### [Your goal]
For each line in the data below that has the word "role", copy that line.

(Records from a data collection)
################

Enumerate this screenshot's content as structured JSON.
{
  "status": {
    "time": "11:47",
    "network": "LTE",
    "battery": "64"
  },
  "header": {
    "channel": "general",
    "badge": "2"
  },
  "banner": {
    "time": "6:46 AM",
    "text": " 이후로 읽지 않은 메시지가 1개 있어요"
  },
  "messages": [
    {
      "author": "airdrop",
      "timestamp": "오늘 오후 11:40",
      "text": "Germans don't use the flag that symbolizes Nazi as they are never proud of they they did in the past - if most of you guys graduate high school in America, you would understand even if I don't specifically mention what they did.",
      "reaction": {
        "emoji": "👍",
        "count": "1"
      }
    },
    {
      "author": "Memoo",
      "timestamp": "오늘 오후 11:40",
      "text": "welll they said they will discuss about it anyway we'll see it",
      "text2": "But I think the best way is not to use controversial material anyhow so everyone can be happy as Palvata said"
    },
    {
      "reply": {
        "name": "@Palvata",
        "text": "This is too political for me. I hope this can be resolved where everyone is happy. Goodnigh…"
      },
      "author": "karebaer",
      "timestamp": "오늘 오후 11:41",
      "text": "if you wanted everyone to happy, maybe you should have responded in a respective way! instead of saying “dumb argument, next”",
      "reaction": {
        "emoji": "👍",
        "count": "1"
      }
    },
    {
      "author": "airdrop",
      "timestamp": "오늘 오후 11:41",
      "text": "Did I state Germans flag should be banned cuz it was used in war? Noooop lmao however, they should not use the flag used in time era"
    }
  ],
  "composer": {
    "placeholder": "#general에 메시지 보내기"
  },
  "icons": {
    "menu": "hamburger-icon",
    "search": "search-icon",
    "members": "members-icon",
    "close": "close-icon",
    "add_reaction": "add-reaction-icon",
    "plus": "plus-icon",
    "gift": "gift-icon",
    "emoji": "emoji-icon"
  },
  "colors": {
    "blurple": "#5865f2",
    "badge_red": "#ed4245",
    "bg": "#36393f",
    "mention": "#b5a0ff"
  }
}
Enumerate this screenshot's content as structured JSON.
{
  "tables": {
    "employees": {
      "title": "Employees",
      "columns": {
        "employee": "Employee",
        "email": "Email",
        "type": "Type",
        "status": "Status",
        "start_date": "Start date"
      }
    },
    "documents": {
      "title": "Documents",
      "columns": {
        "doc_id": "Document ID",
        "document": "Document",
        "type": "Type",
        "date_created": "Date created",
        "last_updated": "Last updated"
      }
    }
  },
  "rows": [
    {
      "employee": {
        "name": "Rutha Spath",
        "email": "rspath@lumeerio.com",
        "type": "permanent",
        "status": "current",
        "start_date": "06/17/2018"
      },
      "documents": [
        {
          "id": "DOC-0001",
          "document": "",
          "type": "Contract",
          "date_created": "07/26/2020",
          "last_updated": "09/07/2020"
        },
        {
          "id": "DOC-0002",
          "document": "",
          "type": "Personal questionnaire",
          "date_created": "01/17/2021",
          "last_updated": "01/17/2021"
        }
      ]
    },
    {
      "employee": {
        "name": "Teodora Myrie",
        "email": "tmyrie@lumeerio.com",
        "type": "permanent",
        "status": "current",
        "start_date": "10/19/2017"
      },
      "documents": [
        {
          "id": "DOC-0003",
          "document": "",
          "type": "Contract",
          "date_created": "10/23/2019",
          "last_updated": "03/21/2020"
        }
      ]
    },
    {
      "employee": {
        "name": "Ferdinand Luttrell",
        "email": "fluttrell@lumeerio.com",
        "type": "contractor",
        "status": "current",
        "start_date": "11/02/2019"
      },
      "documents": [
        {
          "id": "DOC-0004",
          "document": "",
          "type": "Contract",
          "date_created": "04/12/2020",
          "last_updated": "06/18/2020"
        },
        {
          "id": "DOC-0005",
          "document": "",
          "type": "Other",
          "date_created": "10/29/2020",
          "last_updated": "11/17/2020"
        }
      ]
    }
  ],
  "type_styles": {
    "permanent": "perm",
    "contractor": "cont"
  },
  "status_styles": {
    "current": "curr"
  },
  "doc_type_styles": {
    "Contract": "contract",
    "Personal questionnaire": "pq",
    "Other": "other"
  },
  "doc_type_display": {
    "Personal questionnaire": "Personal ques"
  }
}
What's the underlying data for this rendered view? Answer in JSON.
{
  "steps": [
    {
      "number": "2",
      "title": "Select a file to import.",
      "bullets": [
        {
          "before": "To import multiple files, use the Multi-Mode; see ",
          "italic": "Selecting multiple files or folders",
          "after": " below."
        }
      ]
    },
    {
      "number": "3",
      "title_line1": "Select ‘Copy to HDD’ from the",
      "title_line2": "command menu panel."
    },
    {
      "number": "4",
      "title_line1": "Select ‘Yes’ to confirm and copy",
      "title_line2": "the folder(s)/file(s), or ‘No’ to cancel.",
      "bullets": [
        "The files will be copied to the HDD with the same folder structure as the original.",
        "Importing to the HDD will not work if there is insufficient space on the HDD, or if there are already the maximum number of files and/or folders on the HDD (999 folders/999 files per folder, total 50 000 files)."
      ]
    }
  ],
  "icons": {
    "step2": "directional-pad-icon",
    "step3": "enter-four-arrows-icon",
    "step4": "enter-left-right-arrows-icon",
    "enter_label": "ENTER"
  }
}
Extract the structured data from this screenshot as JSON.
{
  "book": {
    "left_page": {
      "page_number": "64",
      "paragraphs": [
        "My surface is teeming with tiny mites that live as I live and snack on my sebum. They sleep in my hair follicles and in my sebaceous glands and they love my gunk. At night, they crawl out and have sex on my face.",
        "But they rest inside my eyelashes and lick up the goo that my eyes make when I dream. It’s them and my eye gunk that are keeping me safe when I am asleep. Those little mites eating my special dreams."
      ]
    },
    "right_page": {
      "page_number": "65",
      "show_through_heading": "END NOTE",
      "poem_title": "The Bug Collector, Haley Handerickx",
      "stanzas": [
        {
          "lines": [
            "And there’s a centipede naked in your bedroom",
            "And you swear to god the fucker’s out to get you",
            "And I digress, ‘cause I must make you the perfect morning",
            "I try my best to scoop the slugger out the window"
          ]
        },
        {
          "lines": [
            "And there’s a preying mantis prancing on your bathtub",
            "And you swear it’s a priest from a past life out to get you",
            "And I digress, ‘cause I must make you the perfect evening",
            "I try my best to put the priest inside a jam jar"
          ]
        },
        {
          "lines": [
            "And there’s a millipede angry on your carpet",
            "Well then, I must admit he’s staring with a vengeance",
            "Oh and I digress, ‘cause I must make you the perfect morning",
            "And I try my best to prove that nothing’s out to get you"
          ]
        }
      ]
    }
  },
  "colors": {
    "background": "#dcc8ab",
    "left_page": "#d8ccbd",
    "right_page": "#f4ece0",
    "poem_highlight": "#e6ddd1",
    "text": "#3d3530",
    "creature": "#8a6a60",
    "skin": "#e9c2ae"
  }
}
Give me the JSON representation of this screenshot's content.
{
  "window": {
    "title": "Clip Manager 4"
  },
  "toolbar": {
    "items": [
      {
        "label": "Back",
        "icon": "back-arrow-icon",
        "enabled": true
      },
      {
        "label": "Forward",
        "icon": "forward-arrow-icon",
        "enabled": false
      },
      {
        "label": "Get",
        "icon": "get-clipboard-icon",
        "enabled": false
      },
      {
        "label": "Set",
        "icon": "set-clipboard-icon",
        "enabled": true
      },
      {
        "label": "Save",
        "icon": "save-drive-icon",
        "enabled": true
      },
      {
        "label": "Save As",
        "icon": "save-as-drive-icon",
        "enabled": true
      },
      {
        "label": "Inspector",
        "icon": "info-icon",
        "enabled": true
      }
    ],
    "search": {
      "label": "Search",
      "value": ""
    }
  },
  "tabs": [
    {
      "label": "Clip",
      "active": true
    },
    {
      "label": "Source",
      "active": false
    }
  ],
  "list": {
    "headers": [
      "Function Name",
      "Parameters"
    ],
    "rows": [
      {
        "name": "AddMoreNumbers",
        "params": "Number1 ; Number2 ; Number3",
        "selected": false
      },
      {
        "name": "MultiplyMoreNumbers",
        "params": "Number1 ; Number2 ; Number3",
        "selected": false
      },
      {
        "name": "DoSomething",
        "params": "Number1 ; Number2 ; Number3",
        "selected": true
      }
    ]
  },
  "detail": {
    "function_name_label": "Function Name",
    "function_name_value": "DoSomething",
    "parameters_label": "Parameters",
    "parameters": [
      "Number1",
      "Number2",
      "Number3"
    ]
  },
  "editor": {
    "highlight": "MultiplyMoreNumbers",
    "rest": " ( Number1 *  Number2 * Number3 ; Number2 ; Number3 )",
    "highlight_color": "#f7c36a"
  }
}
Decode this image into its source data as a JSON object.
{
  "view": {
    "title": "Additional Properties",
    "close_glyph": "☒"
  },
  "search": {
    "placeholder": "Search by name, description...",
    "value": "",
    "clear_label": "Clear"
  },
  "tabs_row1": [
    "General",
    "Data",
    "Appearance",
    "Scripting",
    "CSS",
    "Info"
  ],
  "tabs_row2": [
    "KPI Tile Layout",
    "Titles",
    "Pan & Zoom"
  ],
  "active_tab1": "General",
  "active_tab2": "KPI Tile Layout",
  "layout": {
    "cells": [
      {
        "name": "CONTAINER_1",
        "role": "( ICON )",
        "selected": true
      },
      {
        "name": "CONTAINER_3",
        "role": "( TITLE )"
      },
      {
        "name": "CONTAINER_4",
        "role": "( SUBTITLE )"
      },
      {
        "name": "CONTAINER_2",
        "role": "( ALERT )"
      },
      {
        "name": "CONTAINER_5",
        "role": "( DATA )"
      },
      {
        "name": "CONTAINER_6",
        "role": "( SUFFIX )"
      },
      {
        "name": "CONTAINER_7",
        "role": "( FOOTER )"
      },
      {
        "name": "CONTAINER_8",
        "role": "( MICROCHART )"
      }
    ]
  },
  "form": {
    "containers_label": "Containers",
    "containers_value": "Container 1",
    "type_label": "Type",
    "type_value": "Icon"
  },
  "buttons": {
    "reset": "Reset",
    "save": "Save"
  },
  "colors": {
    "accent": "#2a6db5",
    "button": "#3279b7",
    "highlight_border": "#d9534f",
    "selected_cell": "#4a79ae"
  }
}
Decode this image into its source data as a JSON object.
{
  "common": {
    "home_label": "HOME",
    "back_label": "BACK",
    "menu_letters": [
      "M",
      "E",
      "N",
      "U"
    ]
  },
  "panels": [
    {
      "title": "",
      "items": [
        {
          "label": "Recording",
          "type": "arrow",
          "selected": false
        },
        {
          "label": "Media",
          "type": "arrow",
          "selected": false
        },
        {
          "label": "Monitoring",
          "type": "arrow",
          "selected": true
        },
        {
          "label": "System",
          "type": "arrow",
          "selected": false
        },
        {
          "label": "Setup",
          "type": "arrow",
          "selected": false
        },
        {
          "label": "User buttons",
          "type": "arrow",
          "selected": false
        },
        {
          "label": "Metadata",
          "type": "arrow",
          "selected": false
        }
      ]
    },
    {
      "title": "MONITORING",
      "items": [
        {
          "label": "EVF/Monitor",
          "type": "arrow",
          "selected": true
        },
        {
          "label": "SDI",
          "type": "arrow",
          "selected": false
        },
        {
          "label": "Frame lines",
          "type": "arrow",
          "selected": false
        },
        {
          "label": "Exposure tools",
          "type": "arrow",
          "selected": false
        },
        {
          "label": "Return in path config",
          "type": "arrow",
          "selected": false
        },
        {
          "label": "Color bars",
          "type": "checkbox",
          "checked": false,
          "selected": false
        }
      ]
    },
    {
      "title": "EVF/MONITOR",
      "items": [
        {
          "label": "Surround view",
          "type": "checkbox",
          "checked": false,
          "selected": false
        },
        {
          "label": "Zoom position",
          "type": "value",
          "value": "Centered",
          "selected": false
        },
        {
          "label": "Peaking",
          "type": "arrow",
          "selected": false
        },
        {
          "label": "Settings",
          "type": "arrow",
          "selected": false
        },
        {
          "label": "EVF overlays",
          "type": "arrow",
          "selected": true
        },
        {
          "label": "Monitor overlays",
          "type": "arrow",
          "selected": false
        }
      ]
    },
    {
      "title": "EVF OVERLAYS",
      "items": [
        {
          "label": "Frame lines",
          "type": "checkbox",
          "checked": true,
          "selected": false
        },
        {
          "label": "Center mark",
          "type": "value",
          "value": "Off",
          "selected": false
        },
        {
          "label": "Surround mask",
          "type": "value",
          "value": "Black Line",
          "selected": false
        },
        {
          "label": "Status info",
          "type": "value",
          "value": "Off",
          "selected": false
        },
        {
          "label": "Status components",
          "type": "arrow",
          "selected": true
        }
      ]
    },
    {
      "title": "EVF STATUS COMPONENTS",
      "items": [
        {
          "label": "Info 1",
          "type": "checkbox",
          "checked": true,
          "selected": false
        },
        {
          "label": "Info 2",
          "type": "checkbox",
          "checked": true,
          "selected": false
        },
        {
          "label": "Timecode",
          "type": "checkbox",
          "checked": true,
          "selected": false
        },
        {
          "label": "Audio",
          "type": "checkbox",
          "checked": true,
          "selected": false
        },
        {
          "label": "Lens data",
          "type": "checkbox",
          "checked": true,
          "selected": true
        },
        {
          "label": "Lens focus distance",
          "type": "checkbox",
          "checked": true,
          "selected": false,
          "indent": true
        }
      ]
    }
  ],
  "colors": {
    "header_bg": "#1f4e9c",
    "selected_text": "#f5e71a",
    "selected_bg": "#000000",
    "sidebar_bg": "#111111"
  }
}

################

### [Response to this task]
        "role": "( ICON )",
        "role": "( TITLE )"
        "role": "( SUBTITLE )"
        "role": "( ALERT )"
        "role": "( DATA )"
        "role": "( SUFFIX )"
        "role": "( FOOTER )"
        "role": "( MICROCHART )"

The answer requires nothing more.